Google has started to crack down on pop-up ads, and this is causing a lot of companies some panic. What are the terms that Google has set forth, and what do you need to know? Here’s a complete rundown of the whole Google ad picture.
Banning Pop Ups
To set the record straight, Google is not banning pop-up ads. The company is putting a stop to pop up ads that appear on mobile. So that means that your pop-up ads on your website are safe for now (there’s a good chance that web ads might be banned soon though, so that’s something to strategize about).
Ads that intentionally take up half of the mobile screen, appear repeatedly, or require a person to opt out of the ad are the types of ads that Google isn’t happy about.
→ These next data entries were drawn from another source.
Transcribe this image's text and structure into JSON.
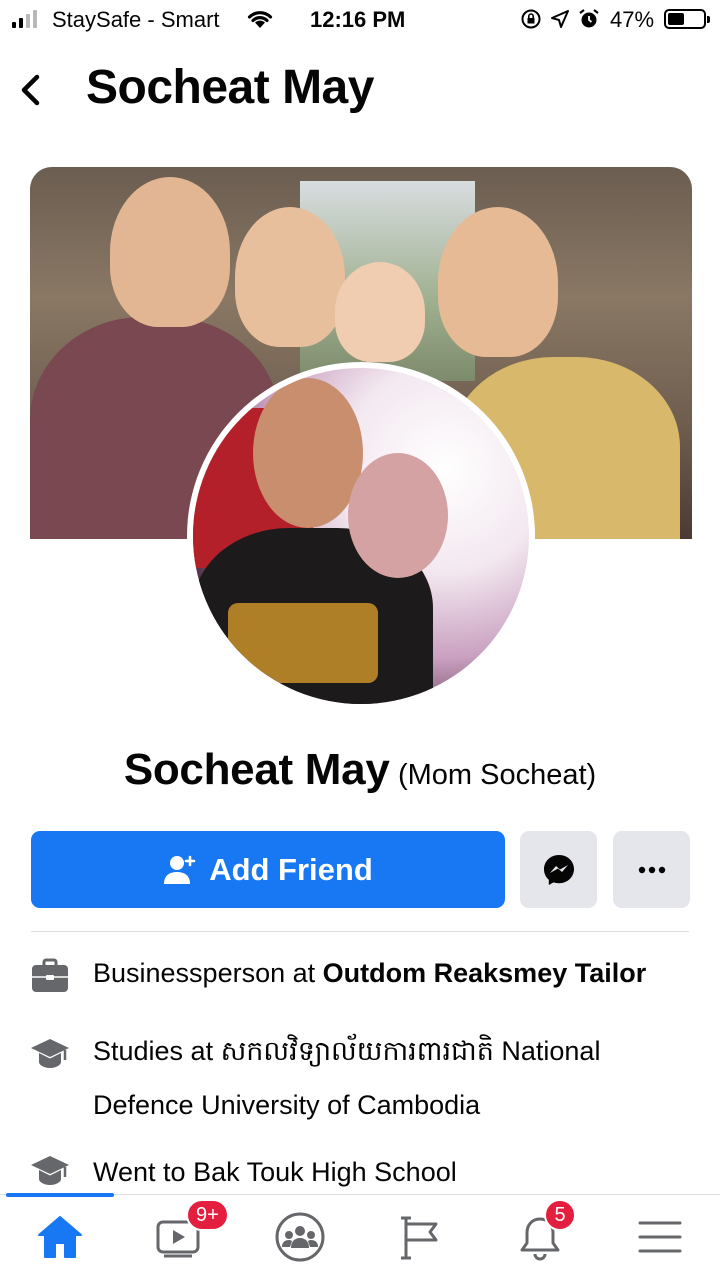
{
  "status_bar": {
    "carrier": "StaySafe - Smart",
    "time": "12:16 PM",
    "battery_percent": "47%",
    "battery_level": 0.47,
    "icons": [
      "signal-icon",
      "wifi-icon",
      "screen-lock-icon",
      "location-icon",
      "alarm-icon",
      "battery-icon"
    ]
  },
  "header": {
    "title": "Socheat May",
    "back_icon": "chevron-left-icon"
  },
  "profile": {
    "name": "Socheat May",
    "alternate_name": "(Mom Socheat)"
  },
  "actions": {
    "add_friend_label": "Add Friend",
    "add_friend_icon": "add-friend-icon",
    "messenger_icon": "messenger-icon",
    "more_icon": "more-icon"
  },
  "details": [
    {
      "icon": "briefcase-icon",
      "prefix": "Businessperson at ",
      "bold": "Outdom Reaksmey Tailor"
    },
    {
      "icon": "graduation-cap-icon",
      "prefix": "Studies at ",
      "text": "សកលវិទ្យាល័យការពារជាតិ National Defence University of Cambodia"
    },
    {
      "icon": "graduation-cap-icon",
      "prefix": "Went to ",
      "text": "Bak Touk High School"
    }
  ],
  "bottom_nav": {
    "items": [
      {
        "name": "home",
        "icon": "home-icon",
        "active": true
      },
      {
        "name": "watch",
        "icon": "video-icon",
        "badge": "9+"
      },
      {
        "name": "groups",
        "icon": "groups-icon"
      },
      {
        "name": "pages",
        "icon": "flag-icon"
      },
      {
        "name": "notifications",
        "icon": "bell-icon",
        "badge": "5"
      },
      {
        "name": "menu",
        "icon": "menu-icon"
      }
    ]
  },
  "colors": {
    "accent": "#1877f2",
    "badge": "#e41e3f",
    "secondary_button": "#e4e6eb",
    "icon_gray": "#65676b"
  }
}
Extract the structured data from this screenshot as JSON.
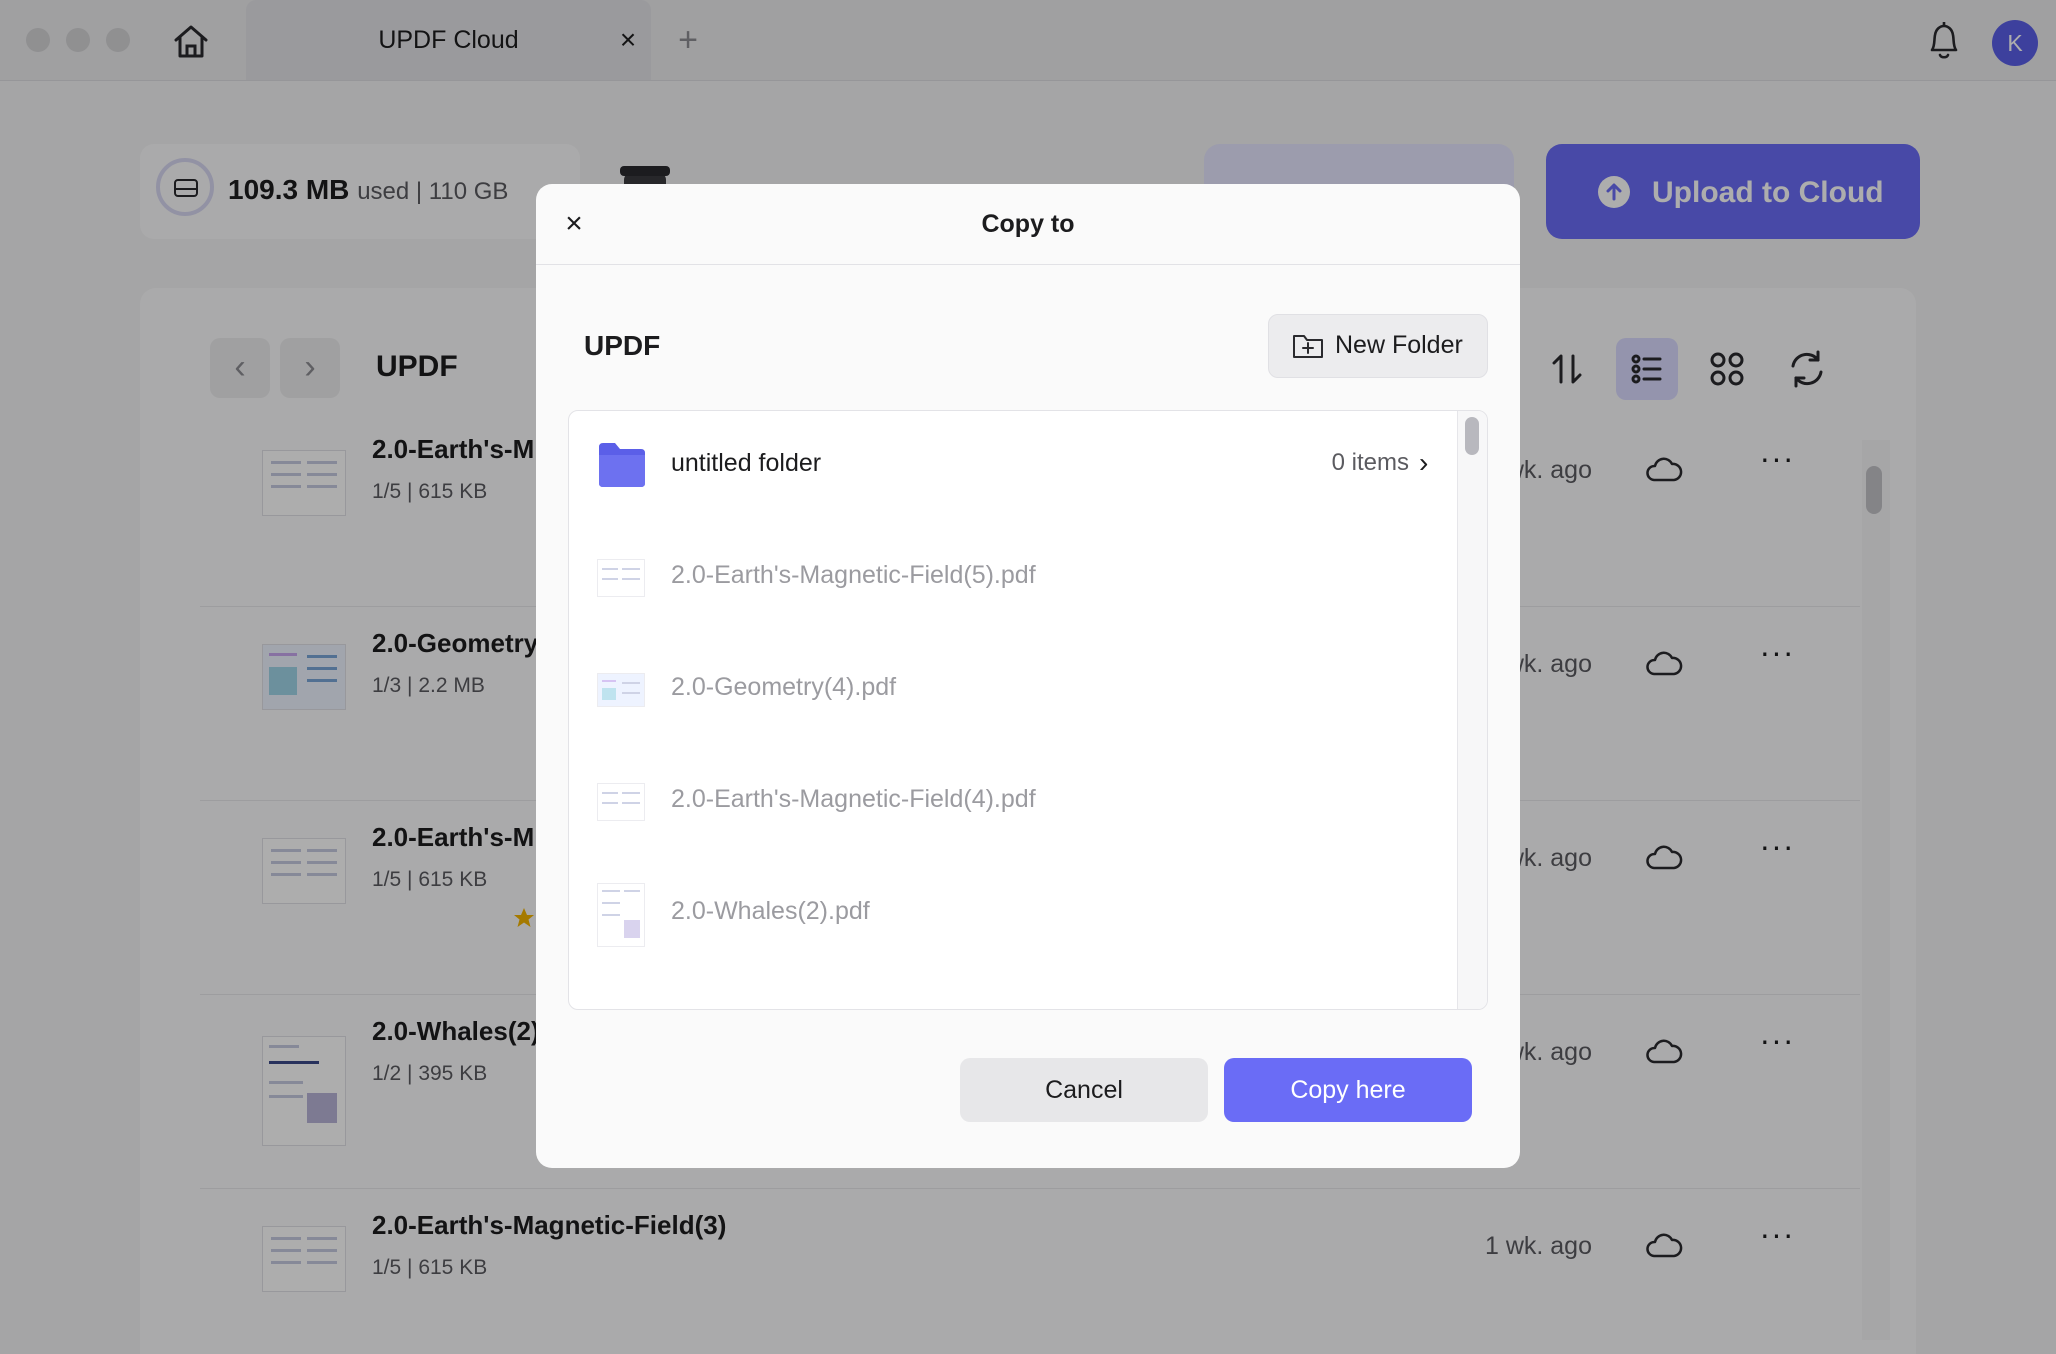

Those websites that do have these types of ads will rank lower with Google, which means that your site might not do as well when people search
for the types of things that you do.
The problem here is that for marketers, pop up ads are lucrative. So it may come down to whether or not you care that you do not rank highly with Google. If your marketing is on point, you might not have to rely on Google at all - then again, you may be missing out on some Google rankings if you ignore the pop-up ad restriction completely.
Pop-ups that appear in order to warn a user about cookie usage or to ask a user’s age will not be penalized by Google. The company has also stated that small banner ads are not an issue at this time. This is not the only Google ranking factor, but it is an important one that may end intrusive pop-ups.
Why the Bother
Why is Google (a company that thrives on ads) working to displace the pop up ad? Essentially, Google is losing users to social media
when it comes to mobile. Instead of searching for items, users are now using social media mostly. This means that Google might lose some users. If the company makes mobile browsing experiences easier and smoother, they might actually have a user experience
that people will enjoy.
Of course, all of this is a tricky thing for marketers. Pop-ups are on nearly every site, and this new rule means that pop-ups will have to become scarce or Google will crack down on those sites that do use this means of advertising. So should you delete all of your mobile pop-ups? The answer is yes and no.
Some Ideas for Marketers
If you rely heavily on pop-up ads and now you aren’t sure what to do, you can use another ad type (banner, etc), or you can get rid of the ads completely. You can also ignore Google’s wishes and keep your pop-up ads, but that does mean a lower ranking (so it depends on how strong your brand currently is).